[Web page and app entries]
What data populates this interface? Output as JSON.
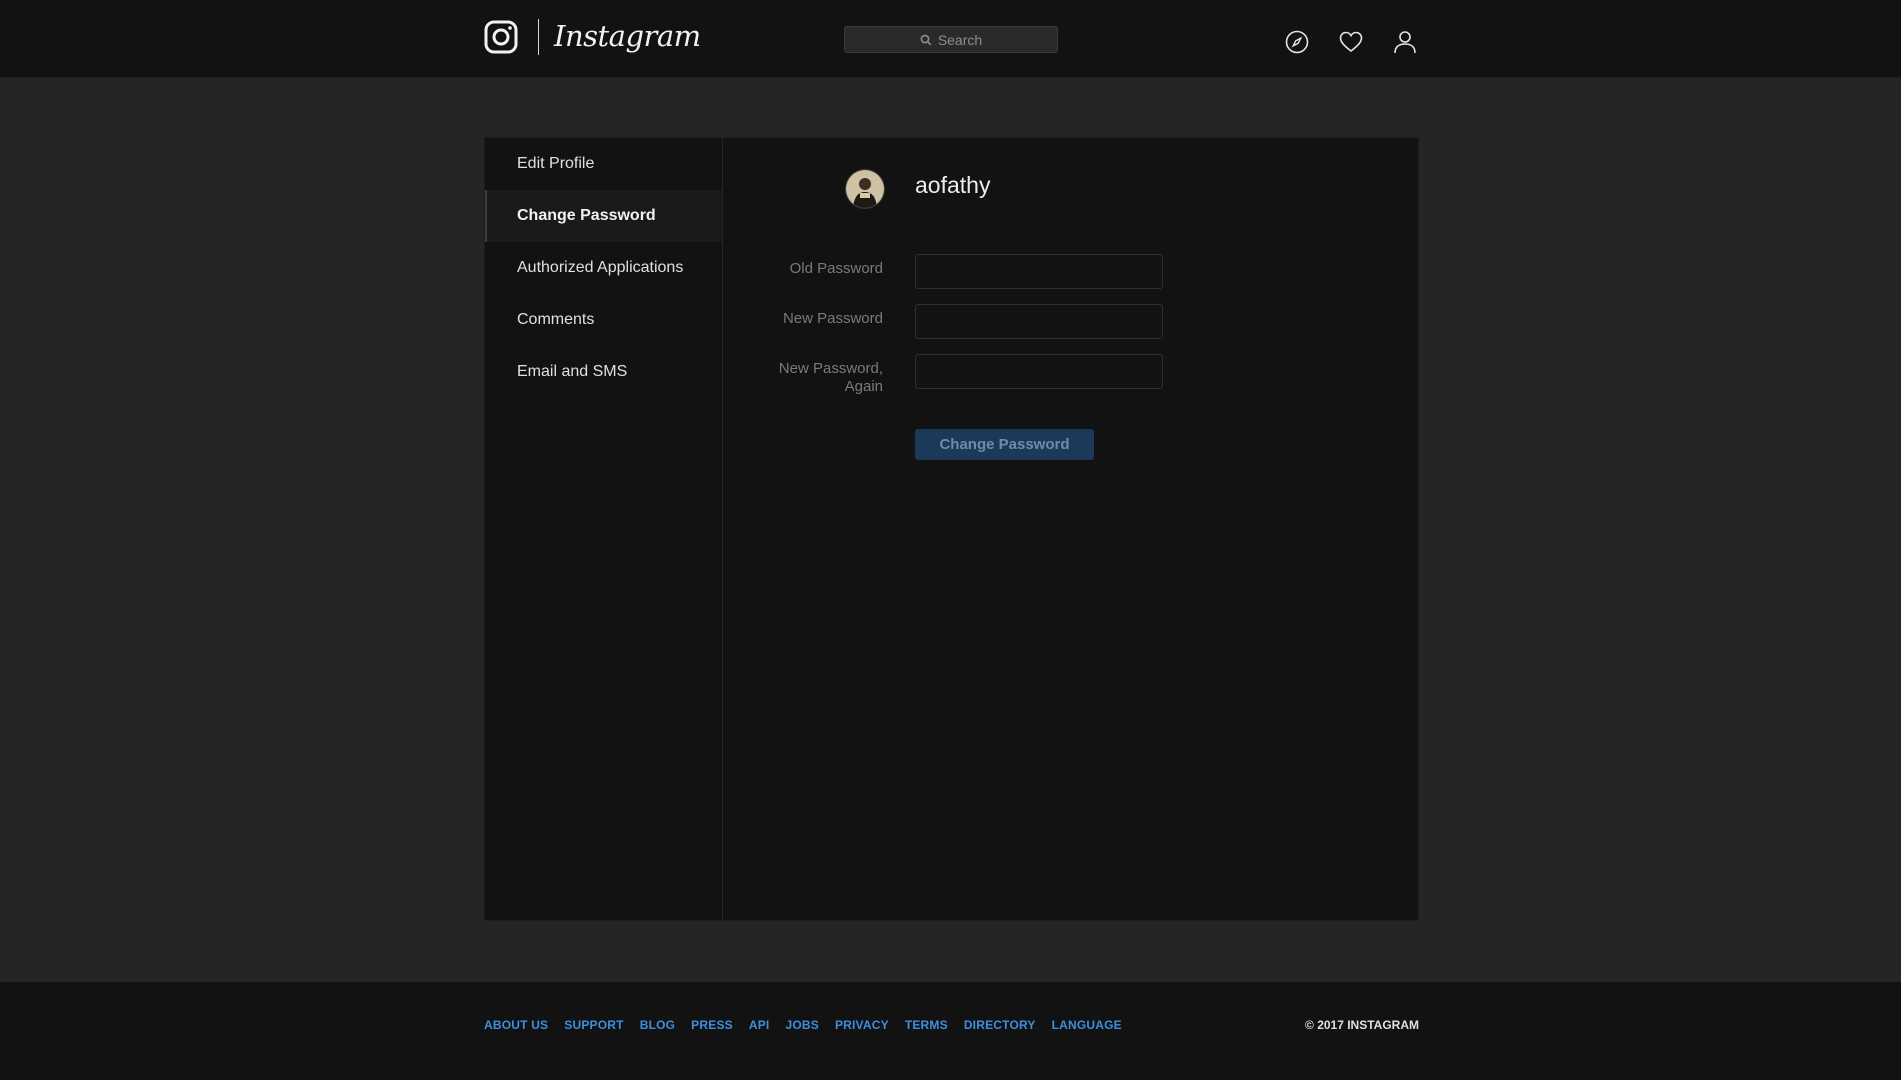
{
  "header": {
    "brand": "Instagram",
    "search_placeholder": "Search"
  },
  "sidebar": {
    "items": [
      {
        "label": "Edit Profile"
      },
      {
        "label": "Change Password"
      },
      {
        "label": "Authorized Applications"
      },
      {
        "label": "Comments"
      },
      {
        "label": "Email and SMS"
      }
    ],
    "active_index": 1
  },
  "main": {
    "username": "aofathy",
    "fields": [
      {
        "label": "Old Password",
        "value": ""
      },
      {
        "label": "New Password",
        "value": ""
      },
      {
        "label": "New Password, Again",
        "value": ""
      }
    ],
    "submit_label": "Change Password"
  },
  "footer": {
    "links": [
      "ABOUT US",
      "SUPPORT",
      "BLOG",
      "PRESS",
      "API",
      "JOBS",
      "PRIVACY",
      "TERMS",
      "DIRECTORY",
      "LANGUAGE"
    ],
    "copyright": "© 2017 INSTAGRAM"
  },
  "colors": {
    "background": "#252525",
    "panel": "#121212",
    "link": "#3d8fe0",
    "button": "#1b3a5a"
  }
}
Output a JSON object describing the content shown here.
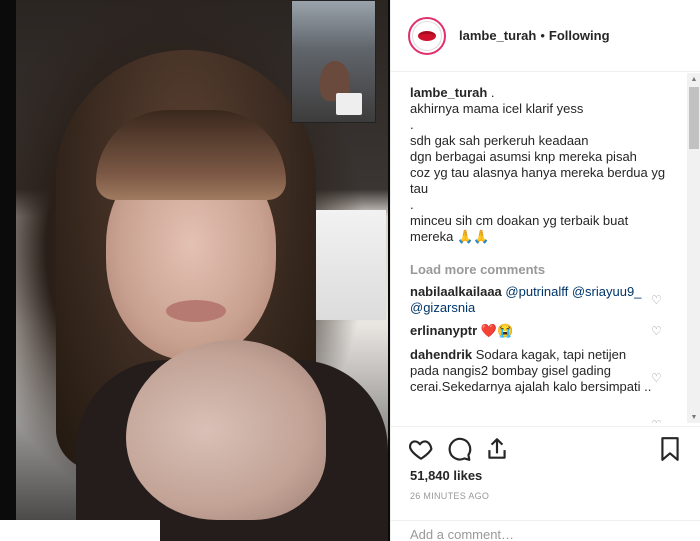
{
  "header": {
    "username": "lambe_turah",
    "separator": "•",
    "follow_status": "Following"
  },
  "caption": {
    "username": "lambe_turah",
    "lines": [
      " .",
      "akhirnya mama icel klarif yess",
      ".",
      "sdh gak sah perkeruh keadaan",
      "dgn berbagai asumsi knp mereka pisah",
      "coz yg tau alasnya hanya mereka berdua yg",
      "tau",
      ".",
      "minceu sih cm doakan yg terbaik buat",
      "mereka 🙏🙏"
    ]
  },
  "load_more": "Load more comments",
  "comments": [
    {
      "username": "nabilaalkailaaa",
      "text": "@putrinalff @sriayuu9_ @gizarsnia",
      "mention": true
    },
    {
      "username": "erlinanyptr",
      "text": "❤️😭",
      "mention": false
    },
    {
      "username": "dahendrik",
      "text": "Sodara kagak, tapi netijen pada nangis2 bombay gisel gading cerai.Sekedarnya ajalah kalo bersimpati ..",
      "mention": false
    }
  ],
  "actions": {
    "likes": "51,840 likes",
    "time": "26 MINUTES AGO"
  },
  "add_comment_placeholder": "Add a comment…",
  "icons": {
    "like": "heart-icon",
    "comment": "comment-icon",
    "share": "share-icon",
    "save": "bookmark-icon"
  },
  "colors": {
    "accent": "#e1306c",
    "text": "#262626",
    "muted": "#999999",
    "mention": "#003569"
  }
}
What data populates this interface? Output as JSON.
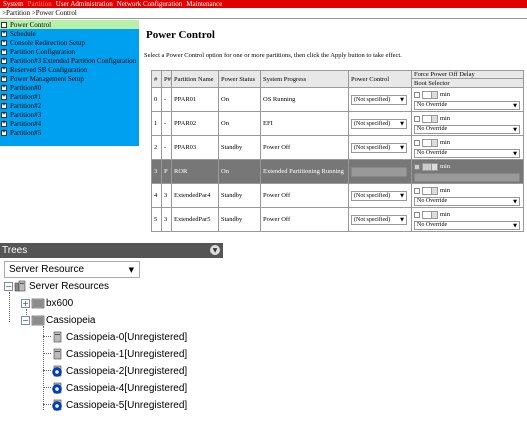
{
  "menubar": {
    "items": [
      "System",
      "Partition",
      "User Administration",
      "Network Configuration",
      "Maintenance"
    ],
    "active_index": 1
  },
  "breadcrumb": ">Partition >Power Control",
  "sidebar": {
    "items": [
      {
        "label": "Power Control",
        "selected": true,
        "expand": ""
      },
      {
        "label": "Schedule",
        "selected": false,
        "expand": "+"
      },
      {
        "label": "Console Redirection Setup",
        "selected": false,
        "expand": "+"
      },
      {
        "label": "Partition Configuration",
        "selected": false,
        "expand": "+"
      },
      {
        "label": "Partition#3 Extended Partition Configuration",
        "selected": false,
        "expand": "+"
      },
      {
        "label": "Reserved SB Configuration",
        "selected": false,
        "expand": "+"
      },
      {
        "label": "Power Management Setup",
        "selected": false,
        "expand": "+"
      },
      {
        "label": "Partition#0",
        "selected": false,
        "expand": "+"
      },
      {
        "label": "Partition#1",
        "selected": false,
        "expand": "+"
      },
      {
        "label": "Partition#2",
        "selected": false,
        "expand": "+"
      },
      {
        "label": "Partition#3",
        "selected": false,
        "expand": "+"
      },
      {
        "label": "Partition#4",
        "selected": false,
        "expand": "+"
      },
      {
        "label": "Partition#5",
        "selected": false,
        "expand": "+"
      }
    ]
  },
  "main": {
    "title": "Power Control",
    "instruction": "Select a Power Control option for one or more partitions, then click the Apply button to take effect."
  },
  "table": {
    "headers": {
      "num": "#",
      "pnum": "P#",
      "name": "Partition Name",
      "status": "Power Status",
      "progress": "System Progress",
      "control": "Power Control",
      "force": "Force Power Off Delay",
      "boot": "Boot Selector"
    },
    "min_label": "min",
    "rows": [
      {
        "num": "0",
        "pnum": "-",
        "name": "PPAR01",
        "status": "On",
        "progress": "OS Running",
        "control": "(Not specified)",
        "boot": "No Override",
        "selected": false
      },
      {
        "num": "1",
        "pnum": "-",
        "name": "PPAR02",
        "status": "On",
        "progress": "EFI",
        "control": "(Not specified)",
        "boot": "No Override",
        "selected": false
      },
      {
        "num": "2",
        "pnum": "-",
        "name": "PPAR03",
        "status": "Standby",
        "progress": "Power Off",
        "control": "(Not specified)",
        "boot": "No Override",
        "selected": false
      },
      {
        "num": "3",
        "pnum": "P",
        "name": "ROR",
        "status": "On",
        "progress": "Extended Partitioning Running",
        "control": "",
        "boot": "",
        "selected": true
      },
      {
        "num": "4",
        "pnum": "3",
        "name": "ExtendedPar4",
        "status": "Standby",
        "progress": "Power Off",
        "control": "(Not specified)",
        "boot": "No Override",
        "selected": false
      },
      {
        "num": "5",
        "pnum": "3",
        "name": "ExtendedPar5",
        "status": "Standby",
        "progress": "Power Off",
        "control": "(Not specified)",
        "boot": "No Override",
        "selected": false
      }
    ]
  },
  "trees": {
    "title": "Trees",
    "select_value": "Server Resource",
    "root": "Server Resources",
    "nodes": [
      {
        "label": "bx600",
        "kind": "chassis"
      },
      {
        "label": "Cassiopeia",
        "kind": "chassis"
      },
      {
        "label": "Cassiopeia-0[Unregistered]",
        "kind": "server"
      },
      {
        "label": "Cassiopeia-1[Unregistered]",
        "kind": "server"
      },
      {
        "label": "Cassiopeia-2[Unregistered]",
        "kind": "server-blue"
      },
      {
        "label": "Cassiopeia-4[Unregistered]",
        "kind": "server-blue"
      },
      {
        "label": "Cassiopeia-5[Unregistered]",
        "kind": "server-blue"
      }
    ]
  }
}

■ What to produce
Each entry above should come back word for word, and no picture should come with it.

■ Exercise solution
What data populates this interface? Output as JSON.
{
  "header": {
    "brand": "Instagram",
    "search_placeholder": "Search"
  },
  "sidebar": {
    "items": [
      {
        "label": "Edit Profile"
      },
      {
        "label": "Change Password"
      },
      {
        "label": "Authorized Applications"
      },
      {
        "label": "Comments"
      },
      {
        "label": "Email and SMS"
      }
    ],
    "active_index": 1
  },
  "main": {
    "username": "aofathy",
    "fields": [
      {
        "label": "Old Password",
        "value": ""
      },
      {
        "label": "New Password",
        "value": ""
      },
      {
        "label": "New Password, Again",
        "value": ""
      }
    ],
    "submit_label": "Change Password"
  },
  "footer": {
    "links": [
      "ABOUT US",
      "SUPPORT",
      "BLOG",
      "PRESS",
      "API",
      "JOBS",
      "PRIVACY",
      "TERMS",
      "DIRECTORY",
      "LANGUAGE"
    ],
    "copyright": "© 2017 INSTAGRAM"
  },
  "colors": {
    "background": "#252525",
    "panel": "#121212",
    "link": "#3d8fe0",
    "button": "#1b3a5a"
  }
}
Output a JSON object describing the content shown here.
{
  "header": {
    "username": "lambe_turah",
    "separator": "•",
    "follow_status": "Following"
  },
  "caption": {
    "username": "lambe_turah",
    "lines": [
      " .",
      "akhirnya mama icel klarif yess",
      ".",
      "sdh gak sah perkeruh keadaan",
      "dgn berbagai asumsi knp mereka pisah",
      "coz yg tau alasnya hanya mereka berdua yg",
      "tau",
      ".",
      "minceu sih cm doakan yg terbaik buat",
      "mereka 🙏🙏"
    ]
  },
  "load_more": "Load more comments",
  "comments": [
    {
      "username": "nabilaalkailaaa",
      "text": "@putrinalff @sriayuu9_ @gizarsnia",
      "mention": true
    },
    {
      "username": "erlinanyptr",
      "text": "❤️😭",
      "mention": false
    },
    {
      "username": "dahendrik",
      "text": "Sodara kagak, tapi netijen pada nangis2 bombay gisel gading cerai.Sekedarnya ajalah kalo bersimpati ..",
      "mention": false
    }
  ],
  "actions": {
    "likes": "51,840 likes",
    "time": "26 MINUTES AGO"
  },
  "add_comment_placeholder": "Add a comment…",
  "icons": {
    "like": "heart-icon",
    "comment": "comment-icon",
    "share": "share-icon",
    "save": "bookmark-icon"
  },
  "colors": {
    "accent": "#e1306c",
    "text": "#262626",
    "muted": "#999999",
    "mention": "#003569"
  }
}
What data populates this interface? Output as JSON.
{
  "menubar": {
    "items": [
      "System",
      "Partition",
      "User Administration",
      "Network Configuration",
      "Maintenance"
    ],
    "active_index": 1
  },
  "breadcrumb": ">Partition >Power Control",
  "sidebar": {
    "items": [
      {
        "label": "Power Control",
        "selected": true,
        "expand": ""
      },
      {
        "label": "Schedule",
        "selected": false,
        "expand": "+"
      },
      {
        "label": "Console Redirection Setup",
        "selected": false,
        "expand": "+"
      },
      {
        "label": "Partition Configuration",
        "selected": false,
        "expand": "+"
      },
      {
        "label": "Partition#3 Extended Partition Configuration",
        "selected": false,
        "expand": "+"
      },
      {
        "label": "Reserved SB Configuration",
        "selected": false,
        "expand": "+"
      },
      {
        "label": "Power Management Setup",
        "selected": false,
        "expand": "+"
      },
      {
        "label": "Partition#0",
        "selected": false,
        "expand": "+"
      },
      {
        "label": "Partition#1",
        "selected": false,
        "expand": "+"
      },
      {
        "label": "Partition#2",
        "selected": false,
        "expand": "+"
      },
      {
        "label": "Partition#3",
        "selected": false,
        "expand": "+"
      },
      {
        "label": "Partition#4",
        "selected": false,
        "expand": "+"
      },
      {
        "label": "Partition#5",
        "selected": false,
        "expand": "+"
      }
    ]
  },
  "main": {
    "title": "Power Control",
    "instruction": "Select a Power Control option for one or more partitions, then click the Apply button to take effect."
  },
  "table": {
    "headers": {
      "num": "#",
      "pnum": "P#",
      "name": "Partition Name",
      "status": "Power Status",
      "progress": "System Progress",
      "control": "Power Control",
      "force": "Force Power Off Delay",
      "boot": "Boot Selector"
    },
    "min_label": "min",
    "rows": [
      {
        "num": "0",
        "pnum": "-",
        "name": "PPAR01",
        "status": "On",
        "progress": "OS Running",
        "control": "(Not specified)",
        "boot": "No Override",
        "selected": false
      },
      {
        "num": "1",
        "pnum": "-",
        "name": "PPAR02",
        "status": "On",
        "progress": "EFI",
        "control": "(Not specified)",
        "boot": "No Override",
        "selected": false
      },
      {
        "num": "2",
        "pnum": "-",
        "name": "PPAR03",
        "status": "Standby",
        "progress": "Power Off",
        "control": "(Not specified)",
        "boot": "No Override",
        "selected": false
      },
      {
        "num": "3",
        "pnum": "P",
        "name": "ROR",
        "status": "On",
        "progress": "Extended Partitioning Running",
        "control": "",
        "boot": "",
        "selected": true
      },
      {
        "num": "4",
        "pnum": "3",
        "name": "ExtendedPar4",
        "status": "Standby",
        "progress": "Power Off",
        "control": "(Not specified)",
        "boot": "No Override",
        "selected": false
      },
      {
        "num": "5",
        "pnum": "3",
        "name": "ExtendedPar5",
        "status": "Standby",
        "progress": "Power Off",
        "control": "(Not specified)",
        "boot": "No Override",
        "selected": false
      }
    ]
  },
  "trees": {
    "title": "Trees",
    "select_value": "Server Resource",
    "root": "Server Resources",
    "nodes": [
      {
        "label": "bx600",
        "kind": "chassis"
      },
      {
        "label": "Cassiopeia",
        "kind": "chassis"
      },
      {
        "label": "Cassiopeia-0[Unregistered]",
        "kind": "server"
      },
      {
        "label": "Cassiopeia-1[Unregistered]",
        "kind": "server"
      },
      {
        "label": "Cassiopeia-2[Unregistered]",
        "kind": "server-blue"
      },
      {
        "label": "Cassiopeia-4[Unregistered]",
        "kind": "server-blue"
      },
      {
        "label": "Cassiopeia-5[Unregistered]",
        "kind": "server-blue"
      }
    ]
  }
}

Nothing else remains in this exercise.